The UN Fact-Finding Mission releases its report, which states that the 2017 attacks against the Rohingya were widespread and systematic, and that the decades of anti-Rohingya violence served as a precursor to the attacks and mass exodus. Myanmar and Bangladesh begin talks to repatriate Rohingya refugees, amid calls that any repatriation be voluntary, safe, and dignified and that Myanmar restore full citizenship status to the Rohingya.
The UN Human Rights Council establishes the Independent Investigative Mechanism (IIM) for Myanmar, which will compile material evidence and witness testimony for the future prosecution of those responsible for crimes against the Rohingya. In December, the General Assembly formally welcomes the IIM for Myanmar.
In December, the International Court of Justice (ICJ) begins hearing the case of The Gambia v. Myanmar, which alleges that, in attacking the Rohingya, Myanmar violated its commitments under the Genocide Convention. In January 2020, the ICJ orders provisional measures requiring Myanmar to take actions to protect the Rohingya and in, July 2022, it dismisses Myanmar’s jurisdictional objections, finding that the Court can proceed to The Gambia’s claims on the merits.
In November 2019 the International Criminal Court (ICC) authorizes an investigation into the situation of the Rohingya related to crimes committed against the Rohingya in Myanmar and their forced displacement to Bangladesh.
In March 2020, Myanmar records its first coronavirus cases. The Government of Bangladesh’s COVID–19 restrictions adversely affect the provision of comprehensive health care for the Rohingya, including survivors of sexual violence.
On February 1, 2021, the Tatmadaw initiate a coup in Myanmar, ousting the democratically elected government.
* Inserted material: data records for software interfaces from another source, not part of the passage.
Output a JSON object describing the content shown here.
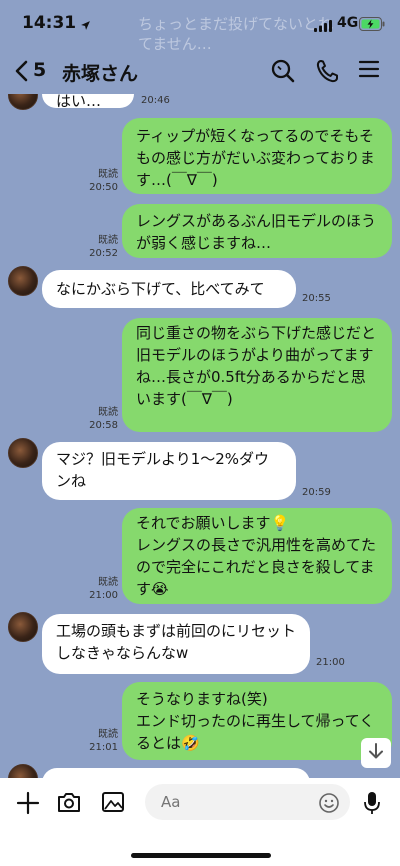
{
  "status": {
    "time": "14:31",
    "network": "4G"
  },
  "background_preview": "ちょっとまだ投げてないとれてません…",
  "header": {
    "unread_count": "5",
    "title": "赤塚さん"
  },
  "messages": [
    {
      "dir": "in",
      "text": "はい…",
      "time": "20:46",
      "read": ""
    },
    {
      "dir": "out",
      "text": "ティップが短くなってるのでそもそもの感じ方がだいぶ変わっております…(￣∇￣)",
      "time": "20:50",
      "read": "既読"
    },
    {
      "dir": "out",
      "text": "レングスがあるぶん旧モデルのほうが弱く感じますね…",
      "time": "20:52",
      "read": "既読"
    },
    {
      "dir": "in",
      "text": "なにかぶら下げて、比べてみて",
      "time": "20:55",
      "read": ""
    },
    {
      "dir": "out",
      "text": "同じ重さの物をぶら下げた感じだと\n旧モデルのほうがより曲がってますね…長さが0.5ft分あるからだと思います(￣∇￣)",
      "time": "20:58",
      "read": "既読"
    },
    {
      "dir": "in",
      "text": "マジ？旧モデルより1〜2%ダウンね",
      "time": "20:59",
      "read": ""
    },
    {
      "dir": "out",
      "text": "それでお願いします💡\nレングスの長さで汎用性を高めてたので完全にこれだと良さを殺してます😭",
      "time": "21:00",
      "read": "既読"
    },
    {
      "dir": "in",
      "text": "工場の頭もまずは前回のにリセットしなきゃならんなw",
      "time": "21:00",
      "read": ""
    },
    {
      "dir": "out",
      "text": "そうなりますね(笑)\nエンド切ったのに再生して帰ってくるとは🤣",
      "time": "21:01",
      "read": "既読"
    }
  ],
  "input": {
    "placeholder": "Aa"
  },
  "colors": {
    "background": "#8da0c6",
    "outgoing_bubble": "#86d96d",
    "incoming_bubble": "#ffffff"
  },
  "icons": [
    "location-arrow-icon",
    "signal-icon",
    "battery-charging-icon",
    "back-chevron-icon",
    "search-icon",
    "phone-icon",
    "menu-icon",
    "plus-icon",
    "camera-icon",
    "image-icon",
    "emoji-icon",
    "microphone-icon",
    "arrow-down-icon"
  ]
}
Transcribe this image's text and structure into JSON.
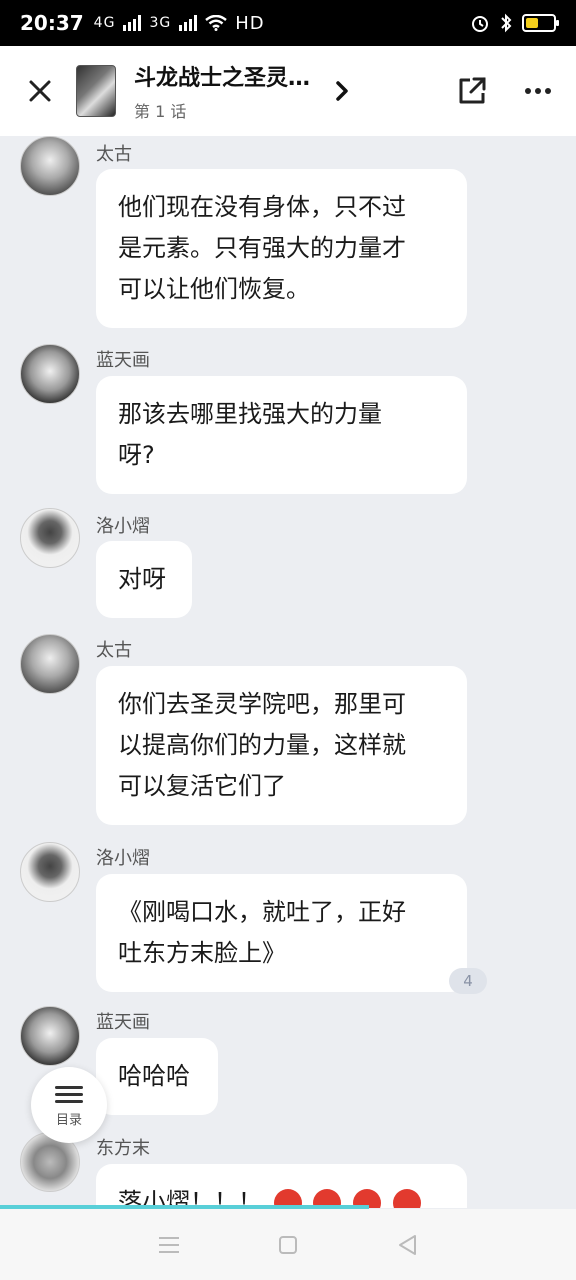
{
  "status_bar": {
    "time": "20:37",
    "network_1": "4G",
    "network_2": "3G",
    "wifi_label": "HD"
  },
  "header": {
    "title": "斗龙战士之圣灵…",
    "subtitle": "第 1 话"
  },
  "messages": [
    {
      "name": "太古",
      "text_lines": [
        "他们现在没有身体，只不过",
        "是元素。只有强大的力量才",
        "可以让他们恢复。"
      ],
      "avatar": "taigu"
    },
    {
      "name": "蓝天画",
      "text_lines": [
        "那该去哪里找强大的力量",
        "呀?"
      ],
      "avatar": "lantianhua"
    },
    {
      "name": "洛小熠",
      "text_lines": [
        "对呀"
      ],
      "avatar": "luoxiaoyi"
    },
    {
      "name": "太古",
      "text_lines": [
        "你们去圣灵学院吧，那里可",
        "以提高你们的力量，这样就",
        "可以复活它们了"
      ],
      "avatar": "taigu"
    },
    {
      "name": "洛小熠",
      "text_lines": [
        "《刚喝口水，就吐了，正好",
        "吐东方末脸上》"
      ],
      "avatar": "luoxiaoyi",
      "comment_count": "4"
    },
    {
      "name": "蓝天画",
      "text_lines": [
        "哈哈哈"
      ],
      "avatar": "lantianhua"
    },
    {
      "name": "东方末",
      "text_lines": [
        "落小熠！！！"
      ],
      "avatar": "dongfangmo"
    }
  ],
  "toc": {
    "label": "目录"
  },
  "reading_progress": 0.64,
  "colors": {
    "accent": "#58cfd8",
    "background": "#eceef2",
    "bubble": "#ffffff"
  }
}
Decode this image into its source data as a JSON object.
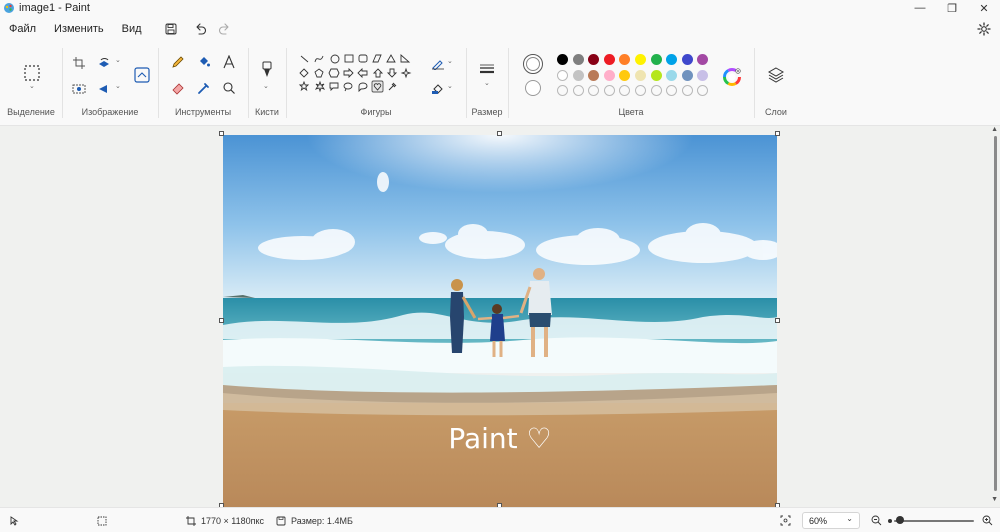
{
  "window": {
    "title": "image1 - Paint",
    "minimize": "—",
    "maximize": "❐",
    "close": "✕"
  },
  "menu": {
    "items": [
      "Файл",
      "Изменить",
      "Вид"
    ]
  },
  "ribbon": {
    "groups": {
      "selection": "Выделение",
      "image": "Изображение",
      "tools": "Инструменты",
      "brushes": "Кисти",
      "shapes": "Фигуры",
      "size": "Размер",
      "colors": "Цвета",
      "layers": "Слои"
    },
    "palette_row1": [
      "#000000",
      "#7f7f7f",
      "#880015",
      "#ed1c24",
      "#ff7f27",
      "#fff200",
      "#22b14c",
      "#00a2e8",
      "#3f48cc",
      "#a349a4"
    ],
    "palette_row2": [
      "#ffffff",
      "#c3c3c3",
      "#b97a57",
      "#ffaec9",
      "#ffc90e",
      "#efe4b0",
      "#b5e61d",
      "#99d9ea",
      "#7092be",
      "#c8bfe7"
    ],
    "palette_row3_empty": 10
  },
  "canvas": {
    "overlay_text": "Paint ♡",
    "accent": "#0067c0"
  },
  "status": {
    "dimensions": "1770 × 1180пкс",
    "size": "Размер: 1.4МБ",
    "zoom": "60%"
  }
}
The Tatmadaw begins a systematic crack down on human rights and initiates increasing attacks on health care.
In November 2021, an Argentine appeals court approves the opening of an investigation into the Rohingya genocide in Myanmar, under the principle of universal jurisdiction.
In March 2022, the Biden administration formally announces its determination that violence committed against the Rohingya by Myanmar’s military (the Tatmadaw) amounts to genocide and crimes against humanity.